### Action item
In the entries below, find each line with the word "data" and return it.

· · · ·

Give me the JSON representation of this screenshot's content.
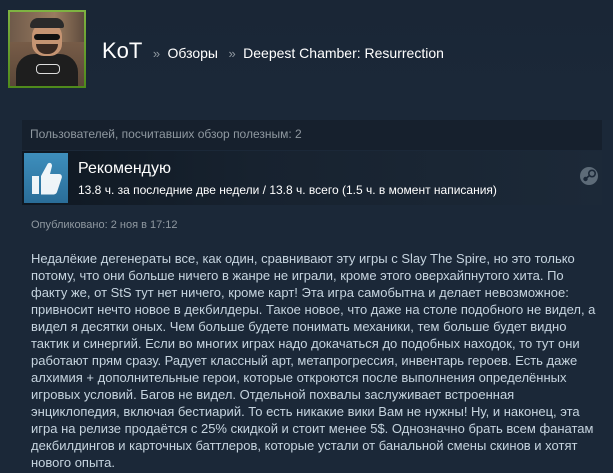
{
  "header": {
    "username": "KoT",
    "separator": "»",
    "breadcrumb_reviews": "Обзоры",
    "breadcrumb_game": "Deepest Chamber: Resurrection"
  },
  "helpful": {
    "text": "Пользователей, посчитавших обзор полезным: 2"
  },
  "verdict": {
    "title": "Рекомендую",
    "hours": "13.8 ч. за последние две недели / 13.8 ч. всего (1.5 ч. в момент написания)",
    "thumb_icon": "thumbs-up-icon",
    "platform_icon": "steam-icon"
  },
  "posted": {
    "text": "Опубликовано: 2 ноя в 17:12"
  },
  "review": {
    "text": "Недалёкие дегенераты все, как один, сравнивают эту игры с Slay The Spire, но это только потому, что они больше ничего в жанре не играли, кроме этого оверхайпнутого хита. По факту же, от StS тут нет ничего, кроме карт! Эта игра самобытна и делает невозможное: привносит нечто новое в декбилдеры. Такое новое, что даже на столе подобного не видел, а видел я десятки оных. Чем больше будете понимать механики, тем больше будет видно тактик и синергий. Если во многих играх надо докачаться до подобных находок, то тут они работают прям сразу. Радует классный арт, метапрогрессия, инвентарь героев. Есть даже алхимия + дополнительные герои, которые откроются после выполнения определённых игровых условий. Багов не видел. Отдельной похвалы заслуживает встроенная энциклопедия, включая бестиарий. То есть никакие вики Вам не нужны! Ну, и наконец, эта игра на релизе продаётся с 25% скидкой и стоит менее 5$. Однозначно брать всем фанатам декбилдингов и карточных баттлеров, которые устали от банальной смены скинов и хотят нового опыта."
  },
  "colors": {
    "background": "#1b2838",
    "thumb_blue": "#3e8fbd",
    "avatar_frame": "#7fb342",
    "muted_text": "#8f98a0",
    "body_text": "#c6d4df"
  }
}
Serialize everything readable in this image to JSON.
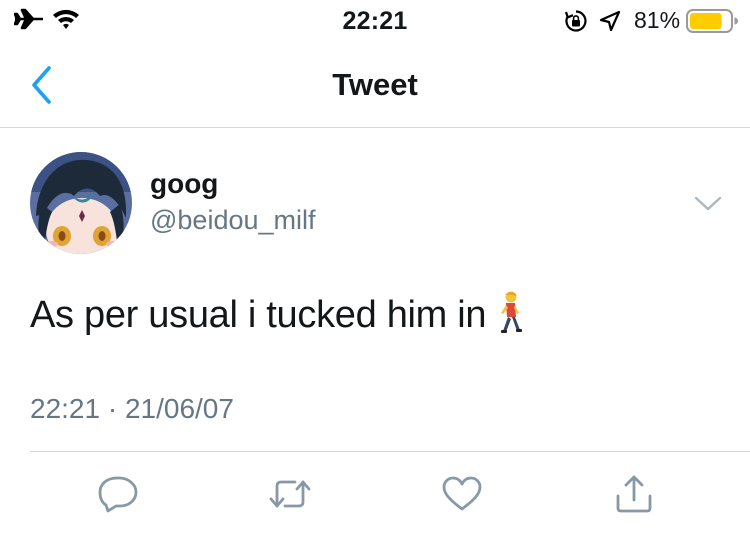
{
  "status_bar": {
    "time": "22:21",
    "battery_percent": "81%",
    "battery_level": 0.81,
    "icons": [
      "airplane-icon",
      "wifi-icon",
      "rotation-lock-icon",
      "location-icon",
      "battery-icon"
    ]
  },
  "nav": {
    "title": "Tweet",
    "back_icon": "chevron-left-icon"
  },
  "tweet": {
    "display_name": "goog",
    "username": "@beidou_milf",
    "text": "As per usual i tucked him in",
    "emoji": "walking-person-emoji",
    "timestamp": "22:21 · 21/06/07"
  },
  "actions": [
    "reply-icon",
    "retweet-icon",
    "like-icon",
    "share-icon"
  ],
  "colors": {
    "accent": "#1da1f2",
    "muted_text": "#657786",
    "icon_gray": "#8899a6",
    "divider": "#d6d8da",
    "battery_fill": "#ffcc00"
  }
}
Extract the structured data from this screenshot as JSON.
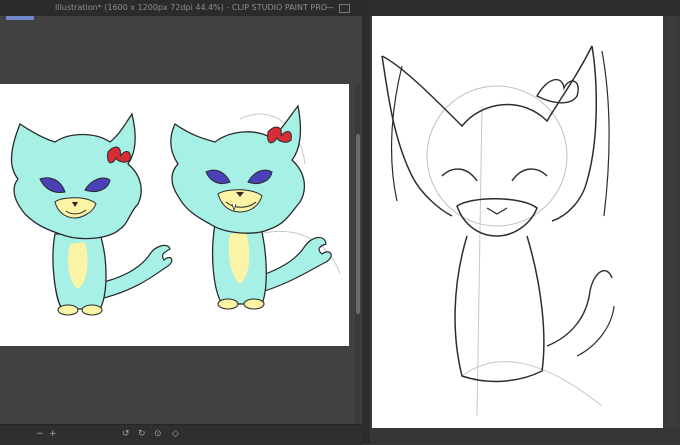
{
  "window": {
    "title": "Illustration* (1600 x 1200px 72dpi 44.4%) - CLIP STUDIO PAINT PRO"
  },
  "status": {
    "zoom_minus": "−",
    "zoom_plus": "+",
    "rotate_icon": "rotate-icon"
  },
  "colors": {
    "character_fill": "#a6f0e6",
    "belly_fill": "#fbf3a6",
    "eye_fill": "#4a40b8",
    "bow_fill": "#d52f35",
    "ui_dark": "#2b2b2b",
    "ui_mid": "#414141",
    "accent": "#6f86c8"
  }
}
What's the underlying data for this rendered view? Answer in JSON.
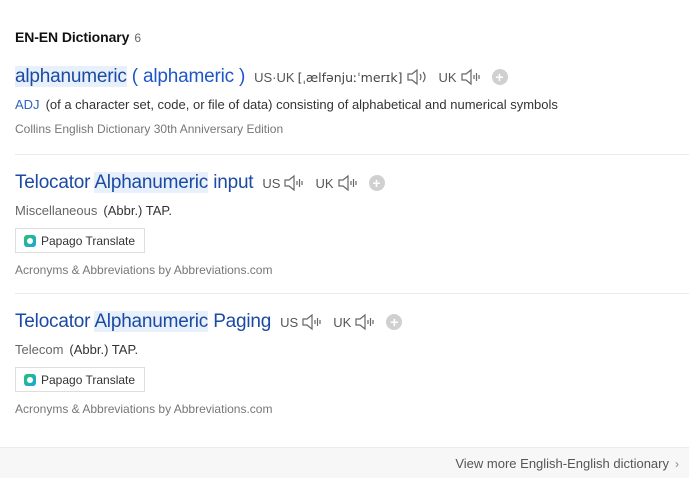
{
  "header": {
    "title": "EN-EN Dictionary",
    "count": "6"
  },
  "entries": [
    {
      "word_hl": "alphanumeric",
      "word_rest": " ( alphameric )",
      "pron_label": "US·UK",
      "ipa": "[ˌælfənjuːˈmerɪk]",
      "uk_label": "UK",
      "pos": "ADJ",
      "definition": "(of a character set, code, or file of data) consisting of alphabetical and numerical symbols",
      "source": "Collins English Dictionary 30th Anniversary Edition"
    },
    {
      "word_pre": "Telocator ",
      "word_hl": "Alphanumeric",
      "word_rest": " input",
      "us_label": "US",
      "uk_label": "UK",
      "category": "Miscellaneous",
      "definition": "(Abbr.) TAP.",
      "papago": "Papago Translate",
      "source": "Acronyms & Abbreviations by Abbreviations.com"
    },
    {
      "word_pre": "Telocator ",
      "word_hl": "Alphanumeric",
      "word_rest": " Paging",
      "us_label": "US",
      "uk_label": "UK",
      "category": "Telecom",
      "definition": "(Abbr.) TAP.",
      "papago": "Papago Translate",
      "source": "Acronyms & Abbreviations by Abbreviations.com"
    }
  ],
  "footer": {
    "more": "View more English-English dictionary",
    "chevron": "›"
  },
  "colors": {
    "link": "#1b4aa4",
    "highlight": "#e8f0fc",
    "pos": "#2f63c0"
  }
}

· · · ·

### Answer for the task
Extract the structured data from this screenshot as JSON.
What's the underlying data for this rendered view? Answer in JSON.
      "definition": "(of a character set, code, or file of data) consisting of alphabetical and numerical symbols",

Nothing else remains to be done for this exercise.